Work instruction:
Report each line of the data below in which "Files" appears.
------ Data listing ------
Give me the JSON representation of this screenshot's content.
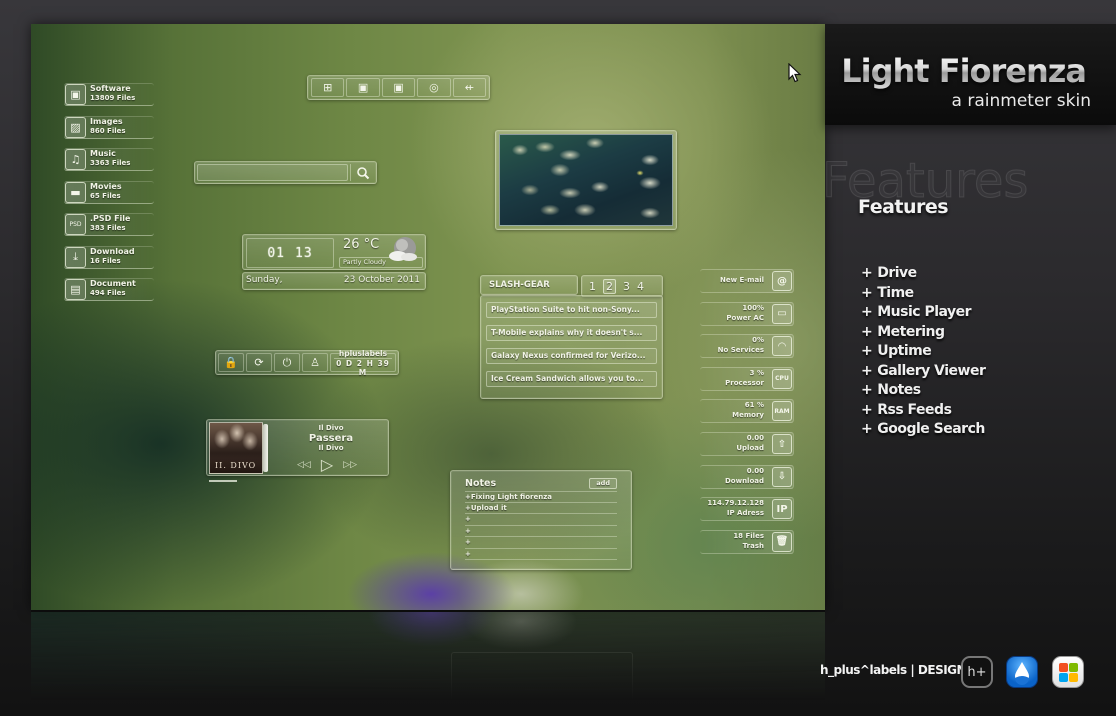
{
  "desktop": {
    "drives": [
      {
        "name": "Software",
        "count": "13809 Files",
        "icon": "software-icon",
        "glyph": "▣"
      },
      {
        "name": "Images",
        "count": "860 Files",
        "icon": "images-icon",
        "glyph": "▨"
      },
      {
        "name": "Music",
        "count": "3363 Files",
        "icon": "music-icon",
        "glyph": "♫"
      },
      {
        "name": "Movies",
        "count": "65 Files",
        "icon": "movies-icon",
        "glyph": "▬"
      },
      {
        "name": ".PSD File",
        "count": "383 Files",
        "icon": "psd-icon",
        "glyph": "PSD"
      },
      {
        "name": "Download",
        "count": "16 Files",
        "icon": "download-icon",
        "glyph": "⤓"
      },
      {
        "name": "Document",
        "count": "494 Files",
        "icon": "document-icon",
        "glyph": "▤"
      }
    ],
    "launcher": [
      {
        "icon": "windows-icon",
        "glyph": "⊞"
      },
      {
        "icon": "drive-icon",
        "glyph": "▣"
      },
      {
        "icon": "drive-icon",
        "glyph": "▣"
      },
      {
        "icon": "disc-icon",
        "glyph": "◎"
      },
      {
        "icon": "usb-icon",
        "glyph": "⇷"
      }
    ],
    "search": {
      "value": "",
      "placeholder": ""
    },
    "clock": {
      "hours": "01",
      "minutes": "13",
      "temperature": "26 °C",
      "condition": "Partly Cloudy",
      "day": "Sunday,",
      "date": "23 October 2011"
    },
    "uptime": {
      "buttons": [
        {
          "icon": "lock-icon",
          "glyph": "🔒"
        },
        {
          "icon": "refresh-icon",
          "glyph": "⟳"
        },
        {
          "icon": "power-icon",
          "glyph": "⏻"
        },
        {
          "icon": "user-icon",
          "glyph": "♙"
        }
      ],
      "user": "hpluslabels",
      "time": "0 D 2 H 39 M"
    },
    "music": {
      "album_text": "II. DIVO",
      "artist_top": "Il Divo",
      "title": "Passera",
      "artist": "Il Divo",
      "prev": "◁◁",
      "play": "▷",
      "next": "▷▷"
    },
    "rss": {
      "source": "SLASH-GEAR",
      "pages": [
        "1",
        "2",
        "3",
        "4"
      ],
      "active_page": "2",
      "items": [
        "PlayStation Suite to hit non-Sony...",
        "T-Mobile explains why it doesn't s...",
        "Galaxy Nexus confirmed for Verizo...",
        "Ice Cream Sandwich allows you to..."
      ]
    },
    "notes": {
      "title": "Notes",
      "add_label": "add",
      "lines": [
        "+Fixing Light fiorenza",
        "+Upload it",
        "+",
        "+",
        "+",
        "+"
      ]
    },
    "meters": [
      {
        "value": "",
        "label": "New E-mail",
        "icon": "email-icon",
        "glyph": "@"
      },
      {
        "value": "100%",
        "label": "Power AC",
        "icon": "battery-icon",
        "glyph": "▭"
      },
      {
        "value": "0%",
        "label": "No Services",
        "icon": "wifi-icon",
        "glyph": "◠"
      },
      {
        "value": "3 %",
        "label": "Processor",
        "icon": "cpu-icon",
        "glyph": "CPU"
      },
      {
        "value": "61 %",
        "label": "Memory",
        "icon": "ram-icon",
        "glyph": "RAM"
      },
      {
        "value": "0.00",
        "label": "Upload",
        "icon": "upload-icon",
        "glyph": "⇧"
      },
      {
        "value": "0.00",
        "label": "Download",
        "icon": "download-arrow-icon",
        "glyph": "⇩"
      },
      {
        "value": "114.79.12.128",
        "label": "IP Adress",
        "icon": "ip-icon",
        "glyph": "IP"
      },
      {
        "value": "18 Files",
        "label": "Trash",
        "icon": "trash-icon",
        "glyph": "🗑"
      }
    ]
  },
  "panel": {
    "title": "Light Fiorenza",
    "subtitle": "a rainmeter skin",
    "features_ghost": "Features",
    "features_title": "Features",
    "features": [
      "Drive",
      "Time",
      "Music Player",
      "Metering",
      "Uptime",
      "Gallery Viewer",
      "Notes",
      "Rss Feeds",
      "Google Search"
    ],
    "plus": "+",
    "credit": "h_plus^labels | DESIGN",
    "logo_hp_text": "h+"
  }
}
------
Response box:
        "count": "13809 Files",
        "count": "860 Files",
        "count": "3363 Files",
        "count": "65 Files",
        "count": "383 Files",
        "count": "16 Files",
        "count": "494 Files",
        "value": "18 Files",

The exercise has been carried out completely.